INSTRUCTIONS TO FOLLOW
Among the entries below, how many lines contain the string "preview"? Reply with that number alone.

SUPPLIED DATA
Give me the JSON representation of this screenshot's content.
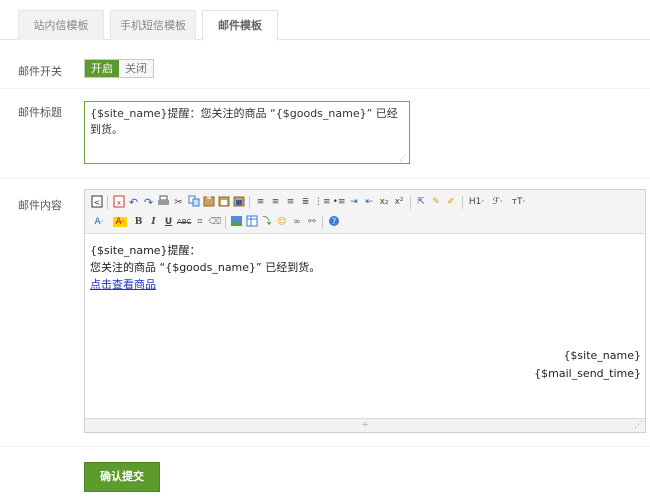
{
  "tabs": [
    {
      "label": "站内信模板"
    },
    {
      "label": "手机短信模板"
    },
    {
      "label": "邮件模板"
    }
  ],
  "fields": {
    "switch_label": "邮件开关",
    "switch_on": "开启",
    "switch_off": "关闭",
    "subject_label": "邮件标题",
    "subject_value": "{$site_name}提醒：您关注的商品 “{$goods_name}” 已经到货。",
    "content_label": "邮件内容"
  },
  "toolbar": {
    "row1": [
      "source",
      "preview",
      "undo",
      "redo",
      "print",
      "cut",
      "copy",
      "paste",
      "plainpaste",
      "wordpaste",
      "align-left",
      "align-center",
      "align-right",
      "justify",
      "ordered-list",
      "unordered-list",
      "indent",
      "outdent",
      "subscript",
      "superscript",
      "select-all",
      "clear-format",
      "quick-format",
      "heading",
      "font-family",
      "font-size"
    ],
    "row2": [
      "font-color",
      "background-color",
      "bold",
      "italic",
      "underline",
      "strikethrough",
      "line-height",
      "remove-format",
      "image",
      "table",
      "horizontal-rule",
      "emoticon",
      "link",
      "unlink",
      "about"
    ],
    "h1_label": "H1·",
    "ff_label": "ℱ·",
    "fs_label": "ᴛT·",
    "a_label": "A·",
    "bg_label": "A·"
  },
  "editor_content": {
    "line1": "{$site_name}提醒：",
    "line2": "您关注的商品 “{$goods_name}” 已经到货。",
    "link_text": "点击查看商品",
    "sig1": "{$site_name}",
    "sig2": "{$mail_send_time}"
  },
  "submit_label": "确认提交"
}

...

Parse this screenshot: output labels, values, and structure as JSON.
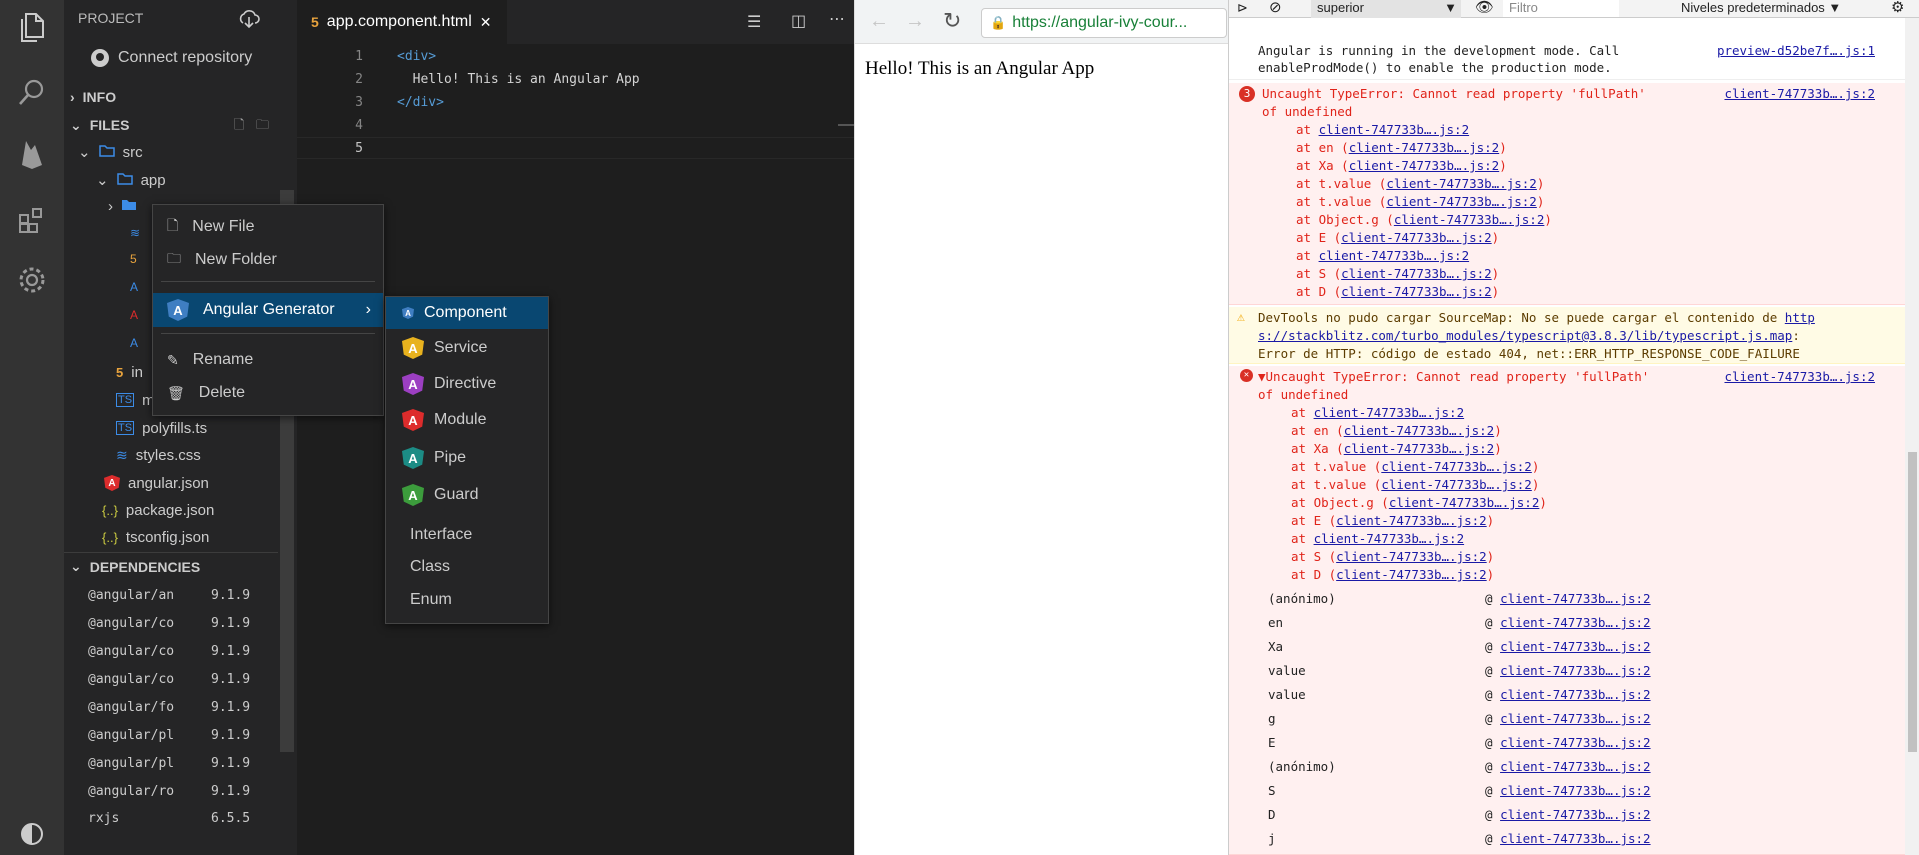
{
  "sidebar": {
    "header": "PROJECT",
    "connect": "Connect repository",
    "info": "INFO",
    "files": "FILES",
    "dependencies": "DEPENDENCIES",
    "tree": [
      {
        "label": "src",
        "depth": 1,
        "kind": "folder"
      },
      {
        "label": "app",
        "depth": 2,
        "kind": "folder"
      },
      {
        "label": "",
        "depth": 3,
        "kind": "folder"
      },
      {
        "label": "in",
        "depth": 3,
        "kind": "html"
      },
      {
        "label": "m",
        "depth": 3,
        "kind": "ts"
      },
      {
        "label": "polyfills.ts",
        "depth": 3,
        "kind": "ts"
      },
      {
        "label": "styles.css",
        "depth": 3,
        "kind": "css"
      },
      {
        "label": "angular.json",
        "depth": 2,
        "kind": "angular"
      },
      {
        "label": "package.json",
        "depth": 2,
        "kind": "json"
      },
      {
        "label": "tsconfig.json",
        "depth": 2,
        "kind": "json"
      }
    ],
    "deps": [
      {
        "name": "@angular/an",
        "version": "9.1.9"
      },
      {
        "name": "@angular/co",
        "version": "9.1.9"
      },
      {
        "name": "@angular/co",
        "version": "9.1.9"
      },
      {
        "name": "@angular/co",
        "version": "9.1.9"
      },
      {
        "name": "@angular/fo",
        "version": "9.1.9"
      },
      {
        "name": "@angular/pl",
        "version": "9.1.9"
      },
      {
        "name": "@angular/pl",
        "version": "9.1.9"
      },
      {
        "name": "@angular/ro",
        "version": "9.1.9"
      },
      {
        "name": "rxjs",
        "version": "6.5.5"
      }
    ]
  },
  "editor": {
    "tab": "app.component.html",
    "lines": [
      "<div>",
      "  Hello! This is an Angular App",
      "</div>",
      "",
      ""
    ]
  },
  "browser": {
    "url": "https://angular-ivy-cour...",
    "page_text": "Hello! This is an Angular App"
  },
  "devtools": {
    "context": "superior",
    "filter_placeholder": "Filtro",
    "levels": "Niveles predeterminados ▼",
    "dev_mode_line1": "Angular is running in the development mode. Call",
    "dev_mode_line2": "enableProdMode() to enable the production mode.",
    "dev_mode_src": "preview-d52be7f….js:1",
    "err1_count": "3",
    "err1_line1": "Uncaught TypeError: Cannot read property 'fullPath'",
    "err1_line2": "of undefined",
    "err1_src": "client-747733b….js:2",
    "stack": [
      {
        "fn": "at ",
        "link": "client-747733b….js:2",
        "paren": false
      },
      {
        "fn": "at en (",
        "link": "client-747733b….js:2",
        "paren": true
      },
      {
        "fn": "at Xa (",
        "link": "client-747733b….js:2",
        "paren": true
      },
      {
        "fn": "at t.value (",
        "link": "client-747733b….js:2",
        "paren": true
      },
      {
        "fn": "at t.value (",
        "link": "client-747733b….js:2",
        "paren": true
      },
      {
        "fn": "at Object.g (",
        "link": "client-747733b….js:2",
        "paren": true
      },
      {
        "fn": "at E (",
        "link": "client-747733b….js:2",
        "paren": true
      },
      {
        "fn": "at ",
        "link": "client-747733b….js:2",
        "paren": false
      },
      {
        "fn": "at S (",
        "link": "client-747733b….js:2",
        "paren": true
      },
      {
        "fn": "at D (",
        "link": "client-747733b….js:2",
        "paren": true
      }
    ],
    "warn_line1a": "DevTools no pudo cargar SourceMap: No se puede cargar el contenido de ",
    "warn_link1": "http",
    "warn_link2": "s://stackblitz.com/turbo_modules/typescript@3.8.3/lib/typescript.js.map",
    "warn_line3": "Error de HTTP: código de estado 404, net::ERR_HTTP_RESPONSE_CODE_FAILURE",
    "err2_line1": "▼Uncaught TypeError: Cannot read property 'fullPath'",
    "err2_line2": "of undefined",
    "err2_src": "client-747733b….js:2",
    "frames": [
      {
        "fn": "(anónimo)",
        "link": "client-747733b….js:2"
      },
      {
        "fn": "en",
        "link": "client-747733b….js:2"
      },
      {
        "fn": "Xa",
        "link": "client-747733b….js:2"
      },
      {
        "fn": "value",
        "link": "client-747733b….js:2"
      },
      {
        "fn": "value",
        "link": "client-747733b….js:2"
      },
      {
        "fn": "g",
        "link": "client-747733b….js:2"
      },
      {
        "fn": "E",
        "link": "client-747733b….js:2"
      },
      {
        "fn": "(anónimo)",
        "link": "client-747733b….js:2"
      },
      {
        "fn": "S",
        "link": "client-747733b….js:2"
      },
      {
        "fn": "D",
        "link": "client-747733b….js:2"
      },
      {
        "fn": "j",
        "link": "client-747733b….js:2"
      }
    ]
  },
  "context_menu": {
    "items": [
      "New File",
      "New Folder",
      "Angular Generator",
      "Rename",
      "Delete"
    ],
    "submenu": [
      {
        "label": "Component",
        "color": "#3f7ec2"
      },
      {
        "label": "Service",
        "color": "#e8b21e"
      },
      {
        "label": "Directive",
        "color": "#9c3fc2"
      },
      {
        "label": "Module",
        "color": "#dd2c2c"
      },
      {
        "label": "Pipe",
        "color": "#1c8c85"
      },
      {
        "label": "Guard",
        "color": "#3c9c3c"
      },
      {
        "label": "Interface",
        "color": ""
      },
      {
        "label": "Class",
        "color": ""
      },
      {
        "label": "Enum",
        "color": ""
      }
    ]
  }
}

YOUR SOLUTION
2